▶ Directions for this task: Extract all records. Keep each one exact.

▶ Information given:
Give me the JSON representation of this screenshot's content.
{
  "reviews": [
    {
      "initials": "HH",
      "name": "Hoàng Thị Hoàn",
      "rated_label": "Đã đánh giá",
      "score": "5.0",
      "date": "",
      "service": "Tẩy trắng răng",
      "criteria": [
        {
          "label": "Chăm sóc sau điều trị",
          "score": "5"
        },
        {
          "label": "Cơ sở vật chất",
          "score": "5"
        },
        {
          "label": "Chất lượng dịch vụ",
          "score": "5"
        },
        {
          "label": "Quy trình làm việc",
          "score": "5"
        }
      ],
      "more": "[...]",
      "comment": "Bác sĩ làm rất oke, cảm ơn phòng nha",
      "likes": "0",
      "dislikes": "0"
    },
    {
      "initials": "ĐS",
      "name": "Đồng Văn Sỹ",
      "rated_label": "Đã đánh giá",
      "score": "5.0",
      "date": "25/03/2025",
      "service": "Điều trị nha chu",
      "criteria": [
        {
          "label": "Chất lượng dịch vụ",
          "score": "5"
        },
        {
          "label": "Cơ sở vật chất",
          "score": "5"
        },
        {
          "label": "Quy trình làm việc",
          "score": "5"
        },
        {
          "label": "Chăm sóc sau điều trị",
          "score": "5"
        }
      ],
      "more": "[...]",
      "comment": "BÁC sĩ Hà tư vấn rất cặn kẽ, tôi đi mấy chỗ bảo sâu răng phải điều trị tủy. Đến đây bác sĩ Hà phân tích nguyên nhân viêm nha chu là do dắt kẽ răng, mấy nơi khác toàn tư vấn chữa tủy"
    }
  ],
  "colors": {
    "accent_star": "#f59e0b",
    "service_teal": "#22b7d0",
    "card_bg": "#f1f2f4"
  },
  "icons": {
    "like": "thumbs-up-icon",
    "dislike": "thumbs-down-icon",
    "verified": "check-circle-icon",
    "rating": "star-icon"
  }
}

▶ Response box:
Give me the JSON representation of this screenshot's content.
{
  "reviews": [
    {
      "initials": "HH",
      "name": "Hoàng Thị Hoàn",
      "rated_label": "Đã đánh giá",
      "score": "5.0",
      "date": "",
      "service": "Tẩy trắng răng",
      "criteria": [
        {
          "label": "Chăm sóc sau điều trị",
          "score": "5"
        },
        {
          "label": "Cơ sở vật chất",
          "score": "5"
        },
        {
          "label": "Chất lượng dịch vụ",
          "score": "5"
        },
        {
          "label": "Quy trình làm việc",
          "score": "5"
        }
      ],
      "more": "[...]",
      "comment": "Bác sĩ làm rất oke, cảm ơn phòng nha",
      "likes": "0",
      "dislikes": "0"
    },
    {
      "initials": "ĐS",
      "name": "Đồng Văn Sỹ",
      "rated_label": "Đã đánh giá",
      "score": "5.0",
      "date": "25/03/2025",
      "service": "Điều trị nha chu",
      "criteria": [
        {
          "label": "Chất lượng dịch vụ",
          "score": "5"
        },
        {
          "label": "Cơ sở vật chất",
          "score": "5"
        },
        {
          "label": "Quy trình làm việc",
          "score": "5"
        },
        {
          "label": "Chăm sóc sau điều trị",
          "score": "5"
        }
      ],
      "more": "[...]",
      "comment": "BÁC sĩ Hà tư vấn rất cặn kẽ, tôi đi mấy chỗ bảo sâu răng phải điều trị tủy. Đến đây bác sĩ Hà phân tích nguyên nhân viêm nha chu là do dắt kẽ răng, mấy nơi khác toàn tư vấn chữa tủy"
    }
  ],
  "colors": {
    "accent_star": "#f59e0b",
    "service_teal": "#22b7d0",
    "card_bg": "#f1f2f4"
  },
  "icons": {
    "like": "thumbs-up-icon",
    "dislike": "thumbs-down-icon",
    "verified": "check-circle-icon",
    "rating": "star-icon"
  }
}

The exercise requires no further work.